Showing Support Through Service:

James Harbour (right) and kitchen supervisor James Poe (left) laughing during the lunch service

For nearly 17 years James Harbour has been blessing the dining halls of the Mission’s men’s center with his infectious smile, positive demeanor, and dedicated service.

He started volunteering with the Mission when it was still a fixture on the corner of 24th Street and 3rd Avenue North near the post office. James had long been familiar with the downtown location, so when he chose to get involved with a shelter, the Jimmie Hale Mission was a logical choice.

“I decided I wanted to do something in a missions setting,” he said, “and a men’s mission made sense to me. I don’t work on Wednesdays so I’ve just dedicated [that time] to serving lunches and that’s what I generally do.”
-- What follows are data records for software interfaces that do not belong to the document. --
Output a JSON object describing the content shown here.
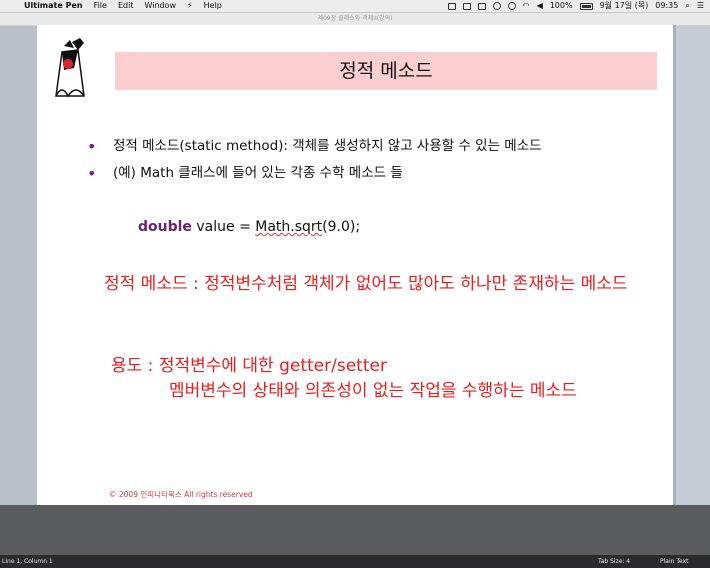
{
  "menubar": {
    "apple": "",
    "app_name": "Ultimate Pen",
    "menus": [
      "File",
      "Edit",
      "Window"
    ],
    "bolt": "⚡",
    "help": "Help",
    "battery": "100%",
    "date": "9월 17일 (목)",
    "time": "09:35"
  },
  "window": {
    "title": "제09장 클래스와 객체II(강의)"
  },
  "slide": {
    "title": "정적 메소드",
    "bullets": [
      "정적 메소드(static method): 객체를 생성하지 않고 사용할 수 있는 메소드",
      "(예) Math 클래스에 들어 있는 각종 수학 메소드 들"
    ],
    "code": {
      "keyword": "double",
      "text_before": " value = ",
      "call": "Math.sqrt",
      "text_after": "(9.0);"
    },
    "note1": "정적 메소드 : 정적변수처럼 객체가 없어도 많아도 하나만 존재하는 메소드",
    "note2_line1": "용도 : 정적변수에 대한 getter/setter",
    "note2_line2": "멤버변수의 상태와 의존성이 없는 작업을 수행하는 메소드",
    "copyright": "© 2009 인피니티북스 All rights reserved"
  },
  "status": {
    "position": "Line 1, Column 1",
    "tab_size": "Tab Size: 4",
    "syntax": "Plain Text"
  },
  "colors": {
    "title_bg": "#fcced0",
    "note_red": "#ee1c1c",
    "bullet_purple": "#7a1fa2",
    "keyword_purple": "#6d1e7a"
  }
}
Even though James was a solo volunteer from the beginning he has had the great pleasure of working alongside several organizations and church groups through the years. Many local businesses and congregations have regularly revolving volunteer schedules at the Men’s Center, and when those groups show up during the Wednesday lunch serve he quickly becomes a part of that family.

James is a living yearbook filled with nearly two decades of Mission success stories. He recalled men being reunited with estranged family members thanks to the help of dedicated counselors. He recounted tales of clients who were malnourished when they entered the shelter who later became influential staff members and even program directors. James has also seen many former clients thriving in and around the city years after completing the program and said that all of these memories fill him with joy.
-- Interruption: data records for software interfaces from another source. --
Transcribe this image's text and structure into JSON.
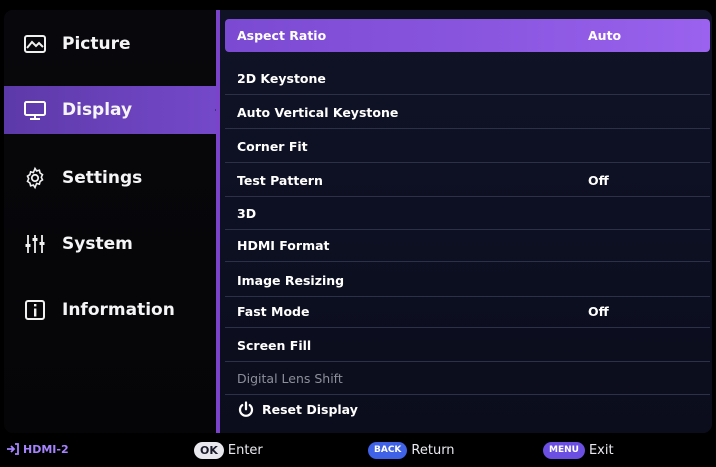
{
  "sidebar": {
    "items": [
      {
        "label": "Picture",
        "icon": "picture-icon",
        "active": false
      },
      {
        "label": "Display",
        "icon": "monitor-icon",
        "active": true
      },
      {
        "label": "Settings",
        "icon": "gear-icon",
        "active": false
      },
      {
        "label": "System",
        "icon": "sliders-icon",
        "active": false
      },
      {
        "label": "Information",
        "icon": "info-icon",
        "active": false
      }
    ]
  },
  "menu": {
    "rows": [
      {
        "label": "Aspect Ratio",
        "value": "Auto"
      },
      {
        "label": "2D Keystone",
        "value": ""
      },
      {
        "label": "Auto Vertical Keystone",
        "value": ""
      },
      {
        "label": "Corner Fit",
        "value": ""
      },
      {
        "label": "Test Pattern",
        "value": "Off"
      },
      {
        "label": "3D",
        "value": ""
      },
      {
        "label": "HDMI Format",
        "value": ""
      },
      {
        "label": "Image Resizing",
        "value": ""
      },
      {
        "label": "Fast Mode",
        "value": "Off"
      },
      {
        "label": "Screen Fill",
        "value": ""
      },
      {
        "label": "Digital Lens Shift",
        "value": ""
      },
      {
        "label": "Reset Display",
        "value": ""
      }
    ]
  },
  "footer": {
    "source": "HDMI-2",
    "ok_key": "OK",
    "ok_label": "Enter",
    "back_key": "BACK",
    "back_label": "Return",
    "menu_key": "MENU",
    "menu_label": "Exit"
  },
  "colors": {
    "accent": "#7b4ad2",
    "active_nav": "#5c39a8",
    "divider": "#7a43c9"
  }
}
James prepares a plate for the clients

He offered an example of an encounter he had while eating breakfast downtown some years ago.

“There was this couple sitting near me and I could see the woman [from my position], but not the man,” he said. “When they got up to leave she came over and said, ‘You have no idea what it meant to my husband that you were [at the Jimmie Hale Mission] helping.’ He apparently saw me and told her that he remembered me. That brought me to tears.”

“I’m certainly not changing anyone,” he added with a hearty laugh, “but it means a lot to me to be associated with [the Mission]. I’ve just seen fantastic things happen here. It’s quite amazing.”

James is incredibly dedicated to his Wednesday post. In fact, aside from an illness that left him recuperating in a hospital for several months a few years back, he rarely misses the mid-week opportunity. When asked about why he’s so passionate and committed, James didn’t miss a beat.

“I think the people that serve get as much, if not more, out of the experience than the clients,” he confessed. “The idea of service, of helping somebody means a lot. Look, they have plenty of people in the kitchen, they don’t really need us, but it shows the men that people care when they come because they want to, not because they have to. And I think that showing your support actually helps people get better.”

James has not only been a consistently positive influence in the men’s dining hall, but has also persuaded others to look at the world a little differently thanks to additional encounters he has had at the Mission.

James arranging plates for the men at lunch

“My nephew from Illinois came to visit one time,” he said. “It happened to be on a Wednesday so I brought him to serve lunch. He’d told me before that he’d never hire someone with a GED because he thought if they dropped out of high school, they didn’t have enough gumption to work at his [grocery] store. I told him about the GED program here and he met [several staff members] and he said, “I’ve changed my mind.’”

When asked about what advice he would offer perspective volunteers, James said he would encourage them to take the leap. And though he’s particularly fond of the Jimmie Hale Mission, he feels that the needs in the city are great and that helping anywhere is better than nowhere at all.

“Just pick out something and do it,” he said. “Then you’ll find out if it’s something you want to continue to do. If you’re a person whose found success in a program similar to this I would think that’s even more reason to get involved. It’s just about helping someone else, that’s the main thing, and it’s very rewarding.”